Yes. In fact, a substantial amount of the cleanup of Priority Soils has occurred – about $50 million of work by current estimates. Over the past 15 years, several projects have been completed, with the understanding that all this work will be reviewed as part of the final decision. Major projects include: the Alice Pit/Dump (1998); several areas in Walkerville (1988, 1994, 2002); the Missoula Gulch, Buffalo Gulch and Kelley ditches and retention ponds (1997-99); railroad corridors (2001-03); and Lower Area One, including the reconstructed Silver Bow Creek, the Colorado Tailings removal, and the Clark Tailings project (1993-2000).
In all, more than 175 mine dumps covering more than 400 acres have been partially removed and capped, and more than 180 residential yards have been cleaned up (lead soil removals). The caps generally consist of placing 18″ of clean soil materials with organic amendments over the wastes and planting native vegetation to hold the soil in place and minimize erosion. To complement the caps, a system of storm water collection facilities – the new drainage ditches and retention ponds – has been installed to collect water that may still contain heavy metals and prevent those contaminants from reaching Silver Bow Creek.
What Other Areas and Issues Must Be Addressed?
The major cleanups still ahead include the Parrot Tailings near the Civic Center and the Metro Storm Drain corridor, which once was the historic Silver Bow Creek channel that flowed through town, and a large area north of the Kelley Mine, surrounding the Mountain Con Mineyard and the Granite Mountain Memorial.
In addition to cleanups, other issues include deciding what type of water treatment system should be used to ensure groundwater, surface water or storm water leaving the area will not pollute Silver Bow Creek heading west of town. Another big decision will be to determine whether the projects already completed were done satisfactorily and will be permanent, or whether additional work is needed.

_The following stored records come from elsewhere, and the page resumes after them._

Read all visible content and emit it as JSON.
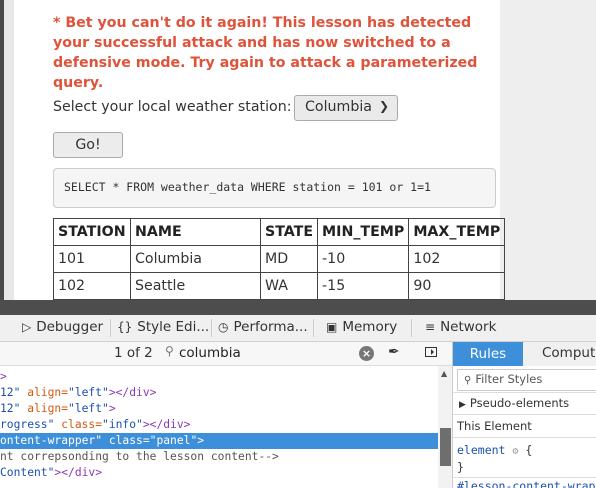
{
  "lesson": {
    "warning": "* Bet you can't do it again! This lesson has detected your successful attack and has now switched to a defensive mode. Try again to attack a parameterized query.",
    "station_label": "Select your local weather station:",
    "station_selected": "Columbia",
    "go_label": "Go!",
    "query": "SELECT * FROM weather_data WHERE station = 101 or 1=1"
  },
  "table": {
    "headers": [
      "STATION",
      "NAME",
      "STATE",
      "MIN_TEMP",
      "MAX_TEMP"
    ],
    "rows": [
      [
        "101",
        "Columbia",
        "MD",
        "-10",
        "102"
      ],
      [
        "102",
        "Seattle",
        "WA",
        "-15",
        "90"
      ]
    ]
  },
  "devtools": {
    "tabs": [
      {
        "icon": "debugger-icon",
        "label": "Debugger"
      },
      {
        "icon": "style-editor-icon",
        "label": "Style Edi..."
      },
      {
        "icon": "performance-icon",
        "label": "Performa..."
      },
      {
        "icon": "memory-icon",
        "label": "Memory"
      },
      {
        "icon": "network-icon",
        "label": "Network"
      }
    ],
    "search": {
      "count": "1 of 2",
      "value": "columbia"
    },
    "markup": {
      "l0": ">",
      "l1_a": "12\"",
      "l1_b": " align=",
      "l1_c": "\"left\"",
      "l1_d": "></div>",
      "l2_a": "12\"",
      "l2_b": " align=",
      "l2_c": "\"left\"",
      "l2_d": ">",
      "l3_a": "rogress\"",
      "l3_b": " class=",
      "l3_c": "\"info\"",
      "l3_d": "></div>",
      "l4_a": "ontent-wrapper\"",
      "l4_b": " class=",
      "l4_c": "\"panel\"",
      "l4_d": ">",
      "l5": "nt correpsonding to the lesson content-->",
      "l6_a": "Content\"",
      "l6_b": "></div>"
    },
    "sidebar": {
      "tab_rules": "Rules",
      "tab_computed": "Compute",
      "filter_placeholder": "Filter Styles",
      "pseudo": "Pseudo-elements",
      "this_element": "This Element",
      "rule_selector": "element",
      "open_brace": "{",
      "close_brace": "}",
      "next_rule": "#lesson-content-wrap"
    }
  }
}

Perhaps the most important issue is to determine how the reclaimed areas and water management facilities will perform in the long term and be effectively maintained. As part of the Record of Decision, it will be critical to set the right performance standards for treatment and long-term care, and then determine how much money it will take to get the job done properly.
Is Butte on the hook for the Priority Soils cleanup?
Unlike every other cleanup around Butte, where the citizens have been protected from any Superfund liability, Butte-Silver Bow was named as a Potentially Responsible Party or PRP to conduct the Priority Soils cleanup. In 1990, EPA decided that since the publicly owned storm water system carried wastes off the Hill to the creek, the community was partly liable for the problem.
However, Arco is also a PRP for Priority Soils, and for the most part over the past 15 years, Arco has paid all costs for cleanup work. As part of the upcoming Record of Decision and then a Consent Decree for the Priority Soils project, Butte’s “share” will be determined.